What is secondary hyperparathyroidism (HPT)?
When your kidneys fail, your parathyroid glands
may make too much parathyroid hormone (PTH).1
- Too much PTH can cause high levels of calcium and phosphorus in patients on dialysis.2
- The medical name for this condition is secondary hyperparathyroidism or secondary HPT.1
Patients who have secondary HPT may not feel any symptoms, but some might feel symptoms like:
- Itchy skin3
- Weak muscles3
- Bone pain3
Ask your dialysis care team about treating your high PTH, calcium, and phosphorus levels.
Sensipar® is indicated for the treatment of secondary hyperparathyroidism (HPT) in patients with chronic kidney disease (CKD) on dialysis.
Important Safety Information
- Sensipar® treatment should not be started if you have low calcium levels.
Ask your doctor about the normal ranges.
- Before starting Sensipar®, tell your doctor if you are taking medication to
prevent seizures or have had seizures in the past. Report any seizure episodes while on
- Very infrequent cases of low blood pressure, worsening heart failure, and/or abnormal heart
rhythm (arrhythmia) have been reported in patients with impaired heart function taking
- While on Sensipar®, your doctor should perform repeated blood tests to monitor
calcium, phosphorus, and intact parathyroid hormone (iPTH) levels. Very low and very high levels
of PTH should be avoided to help maintain bone health. Very low levels (iPTH < 100 pg/mL) of PTH
may cause a condition your doctor may refer to as adynamic bone disease.
- Patients with moderate to severe liver impairment should be monitored throughout treatment
- Tell your doctor if you experience any muscle spasms, aches or cramping, tingling in your limbs,
- In clinical trials, the most common side effects reported in patients were nausea, vomiting,
If you have any questions about this information, be sure to discuss them with your doctor.
You are encouraged to report negative side effects of prescription drugs to the FDA. Visit www.fda.gov/medwatch or call 1-800-FDA-1088 (332-1088).
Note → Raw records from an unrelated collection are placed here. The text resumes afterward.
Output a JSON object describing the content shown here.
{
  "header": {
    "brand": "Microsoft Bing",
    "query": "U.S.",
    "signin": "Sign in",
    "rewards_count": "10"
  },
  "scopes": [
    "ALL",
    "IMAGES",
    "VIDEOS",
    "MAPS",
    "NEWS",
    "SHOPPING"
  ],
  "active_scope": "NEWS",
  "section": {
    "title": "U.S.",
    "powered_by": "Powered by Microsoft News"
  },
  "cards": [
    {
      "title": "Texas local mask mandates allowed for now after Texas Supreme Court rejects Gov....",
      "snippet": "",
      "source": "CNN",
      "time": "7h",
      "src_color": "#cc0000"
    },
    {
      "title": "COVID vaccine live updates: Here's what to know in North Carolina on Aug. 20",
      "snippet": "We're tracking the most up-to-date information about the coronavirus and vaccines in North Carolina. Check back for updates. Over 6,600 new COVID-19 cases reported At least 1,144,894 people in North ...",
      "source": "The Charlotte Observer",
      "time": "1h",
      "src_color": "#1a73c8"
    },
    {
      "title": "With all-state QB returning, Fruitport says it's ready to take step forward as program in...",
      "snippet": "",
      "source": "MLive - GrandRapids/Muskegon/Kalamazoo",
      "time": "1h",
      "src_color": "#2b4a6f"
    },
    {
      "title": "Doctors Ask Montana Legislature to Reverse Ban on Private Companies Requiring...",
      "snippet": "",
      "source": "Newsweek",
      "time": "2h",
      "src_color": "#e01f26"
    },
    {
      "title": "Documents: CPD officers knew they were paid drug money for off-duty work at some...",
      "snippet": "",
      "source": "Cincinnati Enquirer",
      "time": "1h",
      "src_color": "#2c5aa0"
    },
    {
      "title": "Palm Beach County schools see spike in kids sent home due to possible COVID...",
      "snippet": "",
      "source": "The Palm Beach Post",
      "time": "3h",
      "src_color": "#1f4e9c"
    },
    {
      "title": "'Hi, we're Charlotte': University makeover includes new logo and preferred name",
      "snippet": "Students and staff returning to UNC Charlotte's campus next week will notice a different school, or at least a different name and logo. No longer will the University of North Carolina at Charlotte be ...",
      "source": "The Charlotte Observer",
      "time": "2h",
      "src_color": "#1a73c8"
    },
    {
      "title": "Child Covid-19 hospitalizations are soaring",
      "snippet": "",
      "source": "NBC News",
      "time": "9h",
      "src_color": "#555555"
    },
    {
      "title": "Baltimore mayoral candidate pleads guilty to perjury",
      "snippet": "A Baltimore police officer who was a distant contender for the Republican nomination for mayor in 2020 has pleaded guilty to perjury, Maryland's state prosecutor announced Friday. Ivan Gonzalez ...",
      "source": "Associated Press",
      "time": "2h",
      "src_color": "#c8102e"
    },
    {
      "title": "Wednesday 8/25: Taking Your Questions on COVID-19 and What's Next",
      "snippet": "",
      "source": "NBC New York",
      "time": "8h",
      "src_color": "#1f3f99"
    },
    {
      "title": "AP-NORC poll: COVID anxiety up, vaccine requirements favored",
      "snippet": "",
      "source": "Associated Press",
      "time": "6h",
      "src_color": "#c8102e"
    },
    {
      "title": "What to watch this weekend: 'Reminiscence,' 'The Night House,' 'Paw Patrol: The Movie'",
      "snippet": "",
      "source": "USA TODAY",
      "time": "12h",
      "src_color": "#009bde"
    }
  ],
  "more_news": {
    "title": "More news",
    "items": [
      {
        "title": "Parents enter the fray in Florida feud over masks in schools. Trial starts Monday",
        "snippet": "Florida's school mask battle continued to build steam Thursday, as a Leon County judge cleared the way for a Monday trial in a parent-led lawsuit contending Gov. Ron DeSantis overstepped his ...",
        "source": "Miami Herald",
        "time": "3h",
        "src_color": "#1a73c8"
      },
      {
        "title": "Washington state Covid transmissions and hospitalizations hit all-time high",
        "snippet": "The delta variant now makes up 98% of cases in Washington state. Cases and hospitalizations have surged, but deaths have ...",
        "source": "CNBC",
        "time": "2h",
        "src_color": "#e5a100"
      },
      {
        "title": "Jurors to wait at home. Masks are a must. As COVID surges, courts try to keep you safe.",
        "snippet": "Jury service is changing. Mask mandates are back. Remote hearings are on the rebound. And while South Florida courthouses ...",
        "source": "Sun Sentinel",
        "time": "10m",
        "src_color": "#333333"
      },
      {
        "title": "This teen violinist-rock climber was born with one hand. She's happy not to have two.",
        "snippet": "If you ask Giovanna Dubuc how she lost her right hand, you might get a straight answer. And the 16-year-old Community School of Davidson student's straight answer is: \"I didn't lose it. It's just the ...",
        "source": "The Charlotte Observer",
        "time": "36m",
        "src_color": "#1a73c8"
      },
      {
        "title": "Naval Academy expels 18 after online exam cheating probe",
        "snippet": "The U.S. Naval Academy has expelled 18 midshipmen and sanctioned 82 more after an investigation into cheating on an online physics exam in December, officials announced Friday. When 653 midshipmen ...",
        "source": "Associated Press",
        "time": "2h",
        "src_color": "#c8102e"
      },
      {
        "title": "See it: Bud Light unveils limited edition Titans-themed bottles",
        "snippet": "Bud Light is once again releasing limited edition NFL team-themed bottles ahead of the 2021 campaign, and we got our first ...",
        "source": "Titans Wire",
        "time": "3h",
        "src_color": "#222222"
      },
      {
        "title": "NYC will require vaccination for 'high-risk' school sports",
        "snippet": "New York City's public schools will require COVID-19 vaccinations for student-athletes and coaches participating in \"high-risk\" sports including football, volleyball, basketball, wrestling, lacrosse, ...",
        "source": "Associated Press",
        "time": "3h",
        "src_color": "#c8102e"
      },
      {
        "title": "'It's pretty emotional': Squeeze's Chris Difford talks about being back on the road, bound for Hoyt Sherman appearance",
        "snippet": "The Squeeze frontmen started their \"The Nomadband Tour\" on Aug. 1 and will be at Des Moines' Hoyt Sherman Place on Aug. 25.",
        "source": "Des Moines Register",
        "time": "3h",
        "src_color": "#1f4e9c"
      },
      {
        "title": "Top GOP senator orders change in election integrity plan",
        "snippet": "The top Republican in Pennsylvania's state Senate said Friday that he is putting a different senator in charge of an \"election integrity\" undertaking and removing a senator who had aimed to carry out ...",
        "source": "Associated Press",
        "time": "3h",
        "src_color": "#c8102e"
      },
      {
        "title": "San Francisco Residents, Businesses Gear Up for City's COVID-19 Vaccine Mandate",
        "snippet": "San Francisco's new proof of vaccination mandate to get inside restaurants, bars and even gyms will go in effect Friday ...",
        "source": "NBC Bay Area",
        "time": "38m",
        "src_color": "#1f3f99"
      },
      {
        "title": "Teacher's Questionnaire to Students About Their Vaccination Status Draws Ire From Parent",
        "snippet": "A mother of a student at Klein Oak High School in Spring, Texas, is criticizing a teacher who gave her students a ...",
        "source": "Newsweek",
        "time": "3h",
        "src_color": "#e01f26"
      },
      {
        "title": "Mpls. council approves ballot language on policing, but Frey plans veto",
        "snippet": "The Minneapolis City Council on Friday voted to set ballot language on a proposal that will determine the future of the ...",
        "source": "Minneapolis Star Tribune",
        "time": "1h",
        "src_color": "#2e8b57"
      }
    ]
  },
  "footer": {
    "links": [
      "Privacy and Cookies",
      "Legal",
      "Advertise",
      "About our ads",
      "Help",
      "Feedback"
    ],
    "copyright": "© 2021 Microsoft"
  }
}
1. Rodriguez M, Nemeth E, Martin D. The calcium-sensing receptor: a key factor in the pathogenesis of secondary hyperparathyroidism. Am J Physiol Renal Physiol. 2005;288:F253-F264.
2. Moe SM. Disorders involving calcium, phosphorus, and magnesium. Prim Care Clin Office Pract. 2008; 35:215-237.
3. Lorenzo JA, Canalis E, Raisz LG. Metabolic bone disease: hyperparathyroid bone disease. In: Kronenberg HM, Melmed S, Polonsky KS, Larsen PR, eds. Williams Textbook of Endocrinology. 11th ed. Philadelphia, PA: Saunders Elsevier; 2008:1293-1294.